WHAT IS REQUIRED
The expected output is each line below containing "type", copied in full.

(Dataset items)
###

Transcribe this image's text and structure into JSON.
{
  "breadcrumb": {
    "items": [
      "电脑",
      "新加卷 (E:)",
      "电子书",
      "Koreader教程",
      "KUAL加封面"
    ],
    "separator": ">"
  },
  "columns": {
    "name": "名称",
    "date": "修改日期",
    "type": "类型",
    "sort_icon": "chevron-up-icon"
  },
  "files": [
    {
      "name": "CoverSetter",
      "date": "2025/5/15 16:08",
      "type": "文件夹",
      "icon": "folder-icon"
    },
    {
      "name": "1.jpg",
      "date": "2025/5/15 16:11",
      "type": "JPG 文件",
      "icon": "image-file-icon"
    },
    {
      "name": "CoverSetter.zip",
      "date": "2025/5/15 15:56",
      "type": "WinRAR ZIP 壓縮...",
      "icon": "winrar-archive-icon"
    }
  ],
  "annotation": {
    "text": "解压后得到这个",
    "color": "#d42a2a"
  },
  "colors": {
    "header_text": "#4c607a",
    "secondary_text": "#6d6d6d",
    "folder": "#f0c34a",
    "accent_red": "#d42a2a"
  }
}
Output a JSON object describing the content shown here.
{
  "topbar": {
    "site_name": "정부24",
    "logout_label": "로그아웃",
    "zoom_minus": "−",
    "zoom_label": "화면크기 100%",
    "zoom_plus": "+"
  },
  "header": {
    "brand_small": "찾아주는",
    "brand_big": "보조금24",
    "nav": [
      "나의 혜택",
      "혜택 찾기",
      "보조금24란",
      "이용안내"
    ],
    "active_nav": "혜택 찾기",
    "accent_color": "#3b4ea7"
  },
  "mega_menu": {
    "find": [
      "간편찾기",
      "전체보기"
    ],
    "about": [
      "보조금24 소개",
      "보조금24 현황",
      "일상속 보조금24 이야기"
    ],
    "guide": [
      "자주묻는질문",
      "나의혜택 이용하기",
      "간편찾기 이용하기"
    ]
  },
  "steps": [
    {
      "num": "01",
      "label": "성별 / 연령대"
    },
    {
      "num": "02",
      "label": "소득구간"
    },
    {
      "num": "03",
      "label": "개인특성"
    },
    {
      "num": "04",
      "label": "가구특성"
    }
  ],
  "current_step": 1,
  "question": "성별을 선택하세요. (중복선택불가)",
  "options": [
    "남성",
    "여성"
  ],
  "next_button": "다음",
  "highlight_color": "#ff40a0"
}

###

WORKED SOLUTION
    "type": "类型",
      "type": "文件夹",
      "type": "JPG 文件",
      "type": "WinRAR ZIP 壓縮...",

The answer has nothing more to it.